* What you should do:
Where the word "placeholder" shows up in the entries below, please copy the whole line.

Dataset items

----

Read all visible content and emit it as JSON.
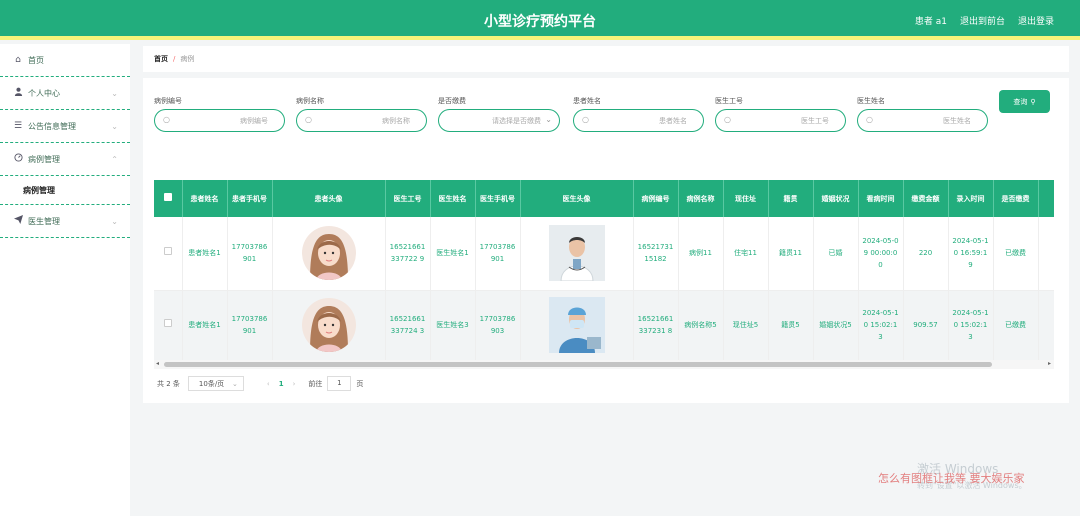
{
  "header": {
    "title": "小型诊疗预约平台",
    "links": [
      "患者 a1",
      "退出到前台",
      "退出登录"
    ]
  },
  "sidebar": {
    "items": [
      {
        "label": "首页",
        "icon": "home-icon"
      },
      {
        "label": "个人中心",
        "icon": "user-icon"
      },
      {
        "label": "公告信息管理",
        "icon": "list-icon"
      },
      {
        "label": "病例管理",
        "icon": "gauge-icon"
      },
      {
        "label": "医生管理",
        "icon": "send-icon"
      }
    ],
    "sub_item": "病例管理"
  },
  "breadcrumb": {
    "home": "首页",
    "sep": "/",
    "current": "病例"
  },
  "search": {
    "fields": [
      {
        "label": "病例编号",
        "placeholder": "病例编号"
      },
      {
        "label": "病例名称",
        "placeholder": "病例名称"
      },
      {
        "label": "是否缴费",
        "placeholder": "请选择是否缴费"
      },
      {
        "label": "患者姓名",
        "placeholder": "患者姓名"
      },
      {
        "label": "医生工号",
        "placeholder": "医生工号"
      },
      {
        "label": "医生姓名",
        "placeholder": "医生姓名"
      }
    ],
    "button": "查询"
  },
  "table": {
    "columns": [
      "患者姓名",
      "患者手机号",
      "患者头像",
      "医生工号",
      "医生姓名",
      "医生手机号",
      "医生头像",
      "病例编号",
      "病例名称",
      "现住址",
      "籍贯",
      "婚姻状况",
      "看病时间",
      "缴费金额",
      "录入时间",
      "是否缴费"
    ],
    "rows": [
      [
        "患者姓名1",
        "17703786901",
        "",
        "16521661337722 9",
        "医生姓名1",
        "17703786901",
        "",
        "1652173115182",
        "病例11",
        "住宅11",
        "籍贯11",
        "已婚",
        "2024-05-09 00:00:00",
        "220",
        "2024-05-10 16:59:19",
        "已缴费"
      ],
      [
        "患者姓名1",
        "17703786901",
        "",
        "16521661337724 3",
        "医生姓名3",
        "17703786903",
        "",
        "16521661337231 8",
        "病例名称5",
        "现住址5",
        "籍贯5",
        "婚姻状况5",
        "2024-05-10 15:02:13",
        "909.57",
        "2024-05-10 15:02:13",
        "已缴费"
      ]
    ]
  },
  "pagination": {
    "total": "共 2 条",
    "size": "10条/页",
    "prev": "‹",
    "page": "1",
    "next": "›",
    "goto": "前往",
    "goto_value": "1",
    "page_unit": "页"
  },
  "watermarks": {
    "windows": "激活 Windows",
    "windows_sub": "转到\"设置\"以激活 Windows。",
    "red": "怎么有图框让我等 要大娱乐家"
  },
  "colors": {
    "accent": "#22ad7d",
    "topbar_border": "#f7f47a"
  }
}
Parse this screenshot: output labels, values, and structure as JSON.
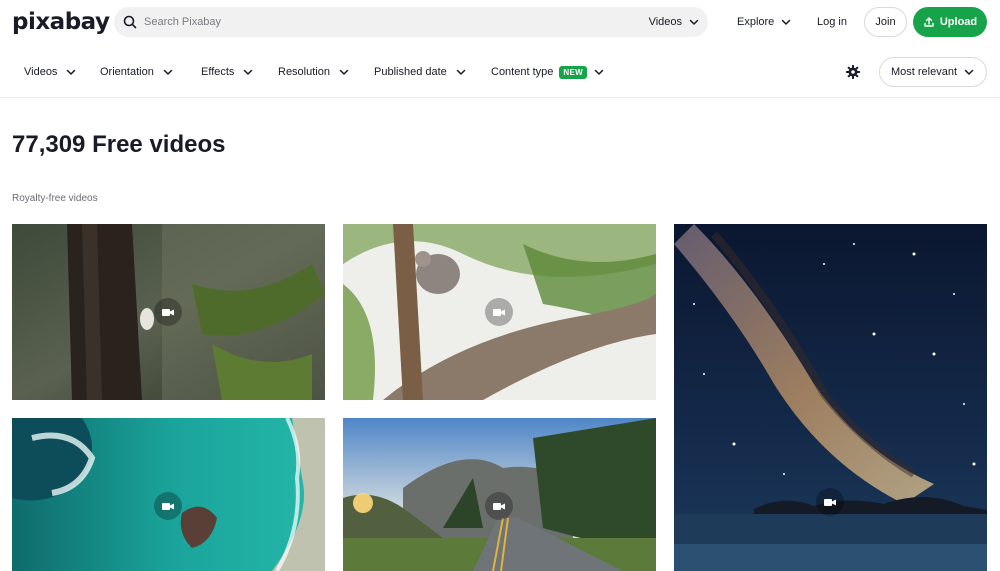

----

* Reply:
        "placeholder": "病例编号"
        "placeholder": "病例名称"
        "placeholder": "请选择是否缴费"
        "placeholder": "患者姓名"
        "placeholder": "医生工号"
        "placeholder": "医生姓名"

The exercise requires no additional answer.